## Exercise aim
For the listing below, report all lines that hold the word "date".

(Data to examine begins)

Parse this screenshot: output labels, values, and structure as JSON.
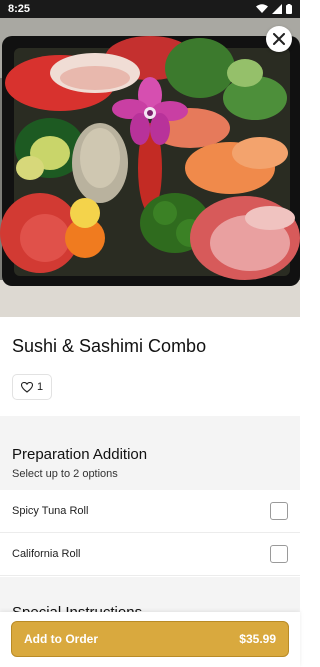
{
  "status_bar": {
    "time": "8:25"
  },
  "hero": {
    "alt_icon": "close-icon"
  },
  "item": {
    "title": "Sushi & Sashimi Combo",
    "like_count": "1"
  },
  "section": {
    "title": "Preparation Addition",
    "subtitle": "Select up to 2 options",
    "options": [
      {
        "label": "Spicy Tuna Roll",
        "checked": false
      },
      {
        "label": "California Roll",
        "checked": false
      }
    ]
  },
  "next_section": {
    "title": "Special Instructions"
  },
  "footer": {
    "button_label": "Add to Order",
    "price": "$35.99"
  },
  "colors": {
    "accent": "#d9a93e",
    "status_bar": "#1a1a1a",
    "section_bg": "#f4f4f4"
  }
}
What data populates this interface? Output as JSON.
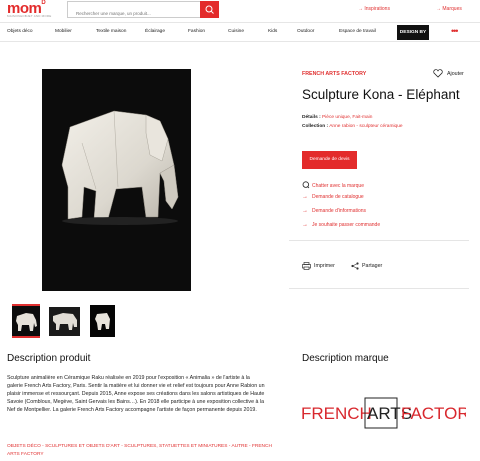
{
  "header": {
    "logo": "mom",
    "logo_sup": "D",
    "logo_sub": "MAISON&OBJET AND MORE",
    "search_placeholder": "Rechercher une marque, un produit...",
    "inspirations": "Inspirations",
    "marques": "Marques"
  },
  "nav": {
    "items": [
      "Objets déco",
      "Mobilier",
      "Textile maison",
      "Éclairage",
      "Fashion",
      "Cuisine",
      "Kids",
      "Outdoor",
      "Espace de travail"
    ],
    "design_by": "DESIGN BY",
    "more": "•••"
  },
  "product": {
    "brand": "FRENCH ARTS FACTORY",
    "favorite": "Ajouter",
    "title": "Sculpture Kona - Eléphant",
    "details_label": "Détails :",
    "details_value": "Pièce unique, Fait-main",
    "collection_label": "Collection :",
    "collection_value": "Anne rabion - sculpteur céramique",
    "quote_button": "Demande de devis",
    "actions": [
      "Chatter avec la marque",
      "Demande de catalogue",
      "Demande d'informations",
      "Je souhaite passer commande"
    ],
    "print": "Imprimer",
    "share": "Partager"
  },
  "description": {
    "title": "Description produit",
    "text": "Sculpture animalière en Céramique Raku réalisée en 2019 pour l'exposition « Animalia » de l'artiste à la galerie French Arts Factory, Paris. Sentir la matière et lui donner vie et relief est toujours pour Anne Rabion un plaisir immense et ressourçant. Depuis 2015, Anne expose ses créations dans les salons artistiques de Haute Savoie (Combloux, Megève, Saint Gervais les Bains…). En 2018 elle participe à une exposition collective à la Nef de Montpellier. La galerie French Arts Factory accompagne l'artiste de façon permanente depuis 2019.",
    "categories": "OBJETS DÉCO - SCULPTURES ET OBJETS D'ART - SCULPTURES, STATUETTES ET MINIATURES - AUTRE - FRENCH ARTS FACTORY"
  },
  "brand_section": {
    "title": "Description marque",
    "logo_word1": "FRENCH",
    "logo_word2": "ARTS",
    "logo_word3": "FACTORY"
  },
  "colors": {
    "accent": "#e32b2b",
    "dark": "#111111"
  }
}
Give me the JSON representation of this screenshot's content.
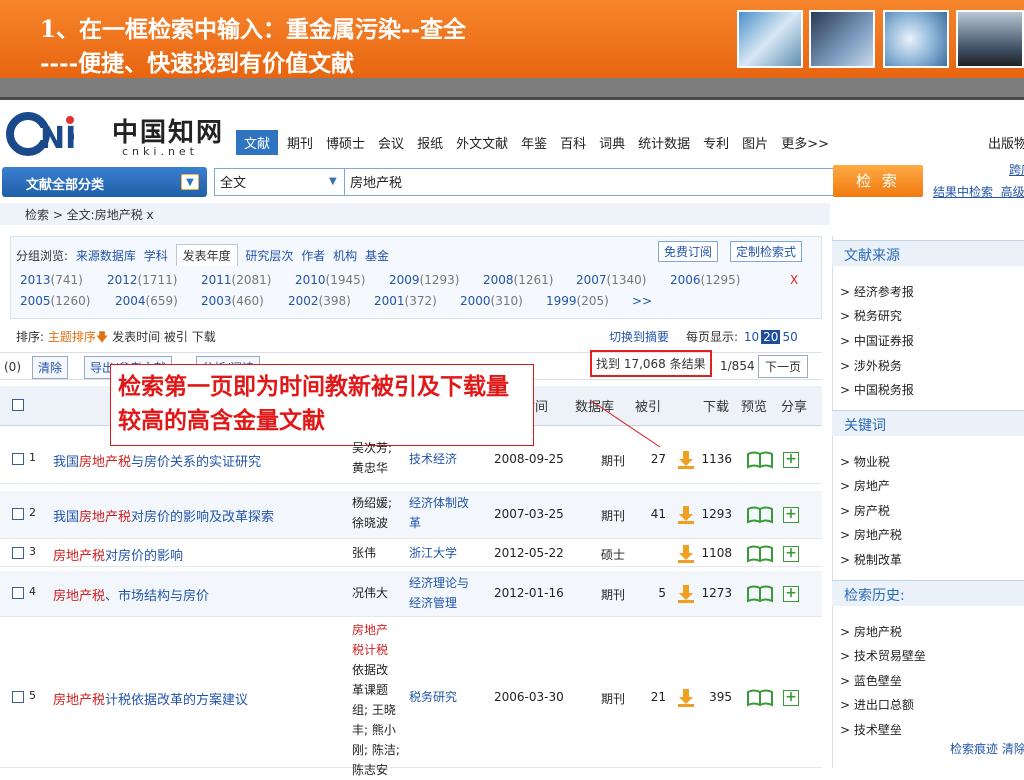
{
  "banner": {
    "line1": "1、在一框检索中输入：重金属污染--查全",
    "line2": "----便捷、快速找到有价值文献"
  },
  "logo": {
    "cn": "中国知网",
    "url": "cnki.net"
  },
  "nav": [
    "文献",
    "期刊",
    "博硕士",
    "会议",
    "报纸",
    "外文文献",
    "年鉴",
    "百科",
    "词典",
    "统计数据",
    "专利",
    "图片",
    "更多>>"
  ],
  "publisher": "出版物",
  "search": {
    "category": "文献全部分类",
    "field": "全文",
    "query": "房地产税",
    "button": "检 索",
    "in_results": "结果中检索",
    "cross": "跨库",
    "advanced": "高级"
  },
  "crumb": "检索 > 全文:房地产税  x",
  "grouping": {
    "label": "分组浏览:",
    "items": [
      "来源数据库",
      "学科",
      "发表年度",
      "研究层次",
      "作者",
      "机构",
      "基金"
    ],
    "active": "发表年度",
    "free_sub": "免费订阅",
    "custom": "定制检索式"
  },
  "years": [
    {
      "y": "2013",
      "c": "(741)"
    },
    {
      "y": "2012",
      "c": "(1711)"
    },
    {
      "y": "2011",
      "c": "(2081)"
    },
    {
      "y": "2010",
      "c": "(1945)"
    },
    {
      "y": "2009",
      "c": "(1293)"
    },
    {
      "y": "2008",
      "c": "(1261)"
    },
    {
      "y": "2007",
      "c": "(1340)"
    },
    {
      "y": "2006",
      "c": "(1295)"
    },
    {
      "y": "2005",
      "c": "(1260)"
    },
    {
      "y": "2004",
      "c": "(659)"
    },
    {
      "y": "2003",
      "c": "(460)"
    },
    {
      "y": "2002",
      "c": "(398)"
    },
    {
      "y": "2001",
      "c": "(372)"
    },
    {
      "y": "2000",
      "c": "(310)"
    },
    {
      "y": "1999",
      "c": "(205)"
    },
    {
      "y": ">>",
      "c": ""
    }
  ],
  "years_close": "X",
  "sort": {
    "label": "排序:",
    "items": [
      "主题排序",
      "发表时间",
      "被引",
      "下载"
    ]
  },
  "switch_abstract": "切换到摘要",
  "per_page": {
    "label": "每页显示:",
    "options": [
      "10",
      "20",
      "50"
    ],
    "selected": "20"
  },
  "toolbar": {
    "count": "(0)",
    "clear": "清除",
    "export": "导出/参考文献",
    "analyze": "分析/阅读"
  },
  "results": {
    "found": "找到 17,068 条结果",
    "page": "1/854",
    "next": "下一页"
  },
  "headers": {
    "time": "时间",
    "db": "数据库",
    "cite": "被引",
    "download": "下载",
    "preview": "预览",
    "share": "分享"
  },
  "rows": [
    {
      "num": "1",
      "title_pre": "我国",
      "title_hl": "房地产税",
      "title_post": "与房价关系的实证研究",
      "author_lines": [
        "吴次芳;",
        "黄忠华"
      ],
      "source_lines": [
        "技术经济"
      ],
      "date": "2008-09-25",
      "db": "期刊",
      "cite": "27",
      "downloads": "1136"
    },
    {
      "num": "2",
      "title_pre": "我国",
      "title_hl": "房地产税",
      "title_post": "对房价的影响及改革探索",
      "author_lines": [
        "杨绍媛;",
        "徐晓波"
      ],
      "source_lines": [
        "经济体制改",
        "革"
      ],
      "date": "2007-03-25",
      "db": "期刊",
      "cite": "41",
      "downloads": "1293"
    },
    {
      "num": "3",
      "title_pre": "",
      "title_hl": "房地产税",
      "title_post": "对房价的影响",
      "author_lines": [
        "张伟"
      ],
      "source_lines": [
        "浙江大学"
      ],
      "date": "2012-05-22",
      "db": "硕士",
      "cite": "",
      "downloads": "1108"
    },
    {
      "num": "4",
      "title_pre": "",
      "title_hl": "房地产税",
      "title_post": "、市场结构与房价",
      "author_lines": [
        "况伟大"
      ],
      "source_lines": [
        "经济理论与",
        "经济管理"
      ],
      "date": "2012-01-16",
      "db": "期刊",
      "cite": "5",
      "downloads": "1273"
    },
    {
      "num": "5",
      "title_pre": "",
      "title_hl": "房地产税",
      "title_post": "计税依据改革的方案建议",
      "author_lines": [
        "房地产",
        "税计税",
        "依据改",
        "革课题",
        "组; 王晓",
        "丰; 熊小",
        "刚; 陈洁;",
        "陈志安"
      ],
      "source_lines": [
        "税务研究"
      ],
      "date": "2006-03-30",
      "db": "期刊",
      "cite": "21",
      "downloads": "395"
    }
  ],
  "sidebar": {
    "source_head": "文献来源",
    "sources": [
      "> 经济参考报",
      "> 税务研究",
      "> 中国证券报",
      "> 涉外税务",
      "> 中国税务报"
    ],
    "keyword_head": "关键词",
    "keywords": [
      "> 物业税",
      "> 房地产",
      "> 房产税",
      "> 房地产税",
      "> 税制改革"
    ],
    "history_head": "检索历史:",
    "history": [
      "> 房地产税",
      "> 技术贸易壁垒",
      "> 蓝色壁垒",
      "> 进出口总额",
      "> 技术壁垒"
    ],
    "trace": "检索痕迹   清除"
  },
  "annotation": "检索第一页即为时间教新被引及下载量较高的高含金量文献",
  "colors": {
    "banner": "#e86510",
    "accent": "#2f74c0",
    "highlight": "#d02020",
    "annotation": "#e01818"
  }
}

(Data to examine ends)

## Output of the task
      "date": "2008-09-25",
      "date": "2007-03-25",
      "date": "2012-05-22",
      "date": "2012-01-16",
      "date": "2006-03-30",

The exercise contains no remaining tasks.